## PROBLEM TO SOLVE
Only an exact reprint of all the data is acceptable.
[DATA TO EXAMINE Boundary: Start]
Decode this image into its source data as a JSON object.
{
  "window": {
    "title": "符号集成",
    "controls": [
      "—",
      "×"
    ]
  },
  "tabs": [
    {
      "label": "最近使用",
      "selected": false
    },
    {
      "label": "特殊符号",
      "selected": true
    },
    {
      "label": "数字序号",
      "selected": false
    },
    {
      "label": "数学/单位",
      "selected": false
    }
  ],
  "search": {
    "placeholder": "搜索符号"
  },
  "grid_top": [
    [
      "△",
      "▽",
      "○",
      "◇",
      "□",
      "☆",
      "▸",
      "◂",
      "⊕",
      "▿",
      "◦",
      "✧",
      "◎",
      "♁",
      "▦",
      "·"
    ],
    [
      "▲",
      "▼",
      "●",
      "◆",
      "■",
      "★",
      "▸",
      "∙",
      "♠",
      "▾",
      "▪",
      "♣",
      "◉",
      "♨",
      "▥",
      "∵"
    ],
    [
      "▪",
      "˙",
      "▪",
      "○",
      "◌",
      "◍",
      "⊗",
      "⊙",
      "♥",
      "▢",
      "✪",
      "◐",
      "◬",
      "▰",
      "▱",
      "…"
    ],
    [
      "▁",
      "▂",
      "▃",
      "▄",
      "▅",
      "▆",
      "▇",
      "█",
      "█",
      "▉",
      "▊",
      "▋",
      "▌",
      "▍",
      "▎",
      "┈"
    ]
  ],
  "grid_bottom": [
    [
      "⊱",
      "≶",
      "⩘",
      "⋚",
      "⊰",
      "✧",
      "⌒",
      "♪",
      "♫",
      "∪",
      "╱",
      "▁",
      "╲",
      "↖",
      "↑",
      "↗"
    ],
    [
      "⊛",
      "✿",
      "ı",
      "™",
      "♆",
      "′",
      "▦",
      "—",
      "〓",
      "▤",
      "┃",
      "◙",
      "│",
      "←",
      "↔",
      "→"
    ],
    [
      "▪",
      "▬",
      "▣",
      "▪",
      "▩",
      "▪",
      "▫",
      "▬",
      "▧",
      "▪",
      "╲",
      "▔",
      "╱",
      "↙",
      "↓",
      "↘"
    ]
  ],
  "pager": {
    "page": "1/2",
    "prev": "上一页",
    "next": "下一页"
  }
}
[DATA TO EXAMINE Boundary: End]
## RESULT OF THE TASK
Decode this image into its source data as a JSON object.
{
  "window": {
    "title": "符号集成",
    "controls": [
      "—",
      "×"
    ]
  },
  "tabs": [
    {
      "label": "最近使用",
      "selected": false
    },
    {
      "label": "特殊符号",
      "selected": true
    },
    {
      "label": "数字序号",
      "selected": false
    },
    {
      "label": "数学/单位",
      "selected": false
    }
  ],
  "search": {
    "placeholder": "搜索符号"
  },
  "grid_top": [
    [
      "△",
      "▽",
      "○",
      "◇",
      "□",
      "☆",
      "▸",
      "◂",
      "⊕",
      "▿",
      "◦",
      "✧",
      "◎",
      "♁",
      "▦",
      "·"
    ],
    [
      "▲",
      "▼",
      "●",
      "◆",
      "■",
      "★",
      "▸",
      "∙",
      "♠",
      "▾",
      "▪",
      "♣",
      "◉",
      "♨",
      "▥",
      "∵"
    ],
    [
      "▪",
      "˙",
      "▪",
      "○",
      "◌",
      "◍",
      "⊗",
      "⊙",
      "♥",
      "▢",
      "✪",
      "◐",
      "◬",
      "▰",
      "▱",
      "…"
    ],
    [
      "▁",
      "▂",
      "▃",
      "▄",
      "▅",
      "▆",
      "▇",
      "█",
      "█",
      "▉",
      "▊",
      "▋",
      "▌",
      "▍",
      "▎",
      "┈"
    ]
  ],
  "grid_bottom": [
    [
      "⊱",
      "≶",
      "⩘",
      "⋚",
      "⊰",
      "✧",
      "⌒",
      "♪",
      "♫",
      "∪",
      "╱",
      "▁",
      "╲",
      "↖",
      "↑",
      "↗"
    ],
    [
      "⊛",
      "✿",
      "ı",
      "™",
      "♆",
      "′",
      "▦",
      "—",
      "〓",
      "▤",
      "┃",
      "◙",
      "│",
      "←",
      "↔",
      "→"
    ],
    [
      "▪",
      "▬",
      "▣",
      "▪",
      "▩",
      "▪",
      "▫",
      "▬",
      "▧",
      "▪",
      "╲",
      "▔",
      "╱",
      "↙",
      "↓",
      "↘"
    ]
  ],
  "pager": {
    "page": "1/2",
    "prev": "上一页",
    "next": "下一页"
  }
}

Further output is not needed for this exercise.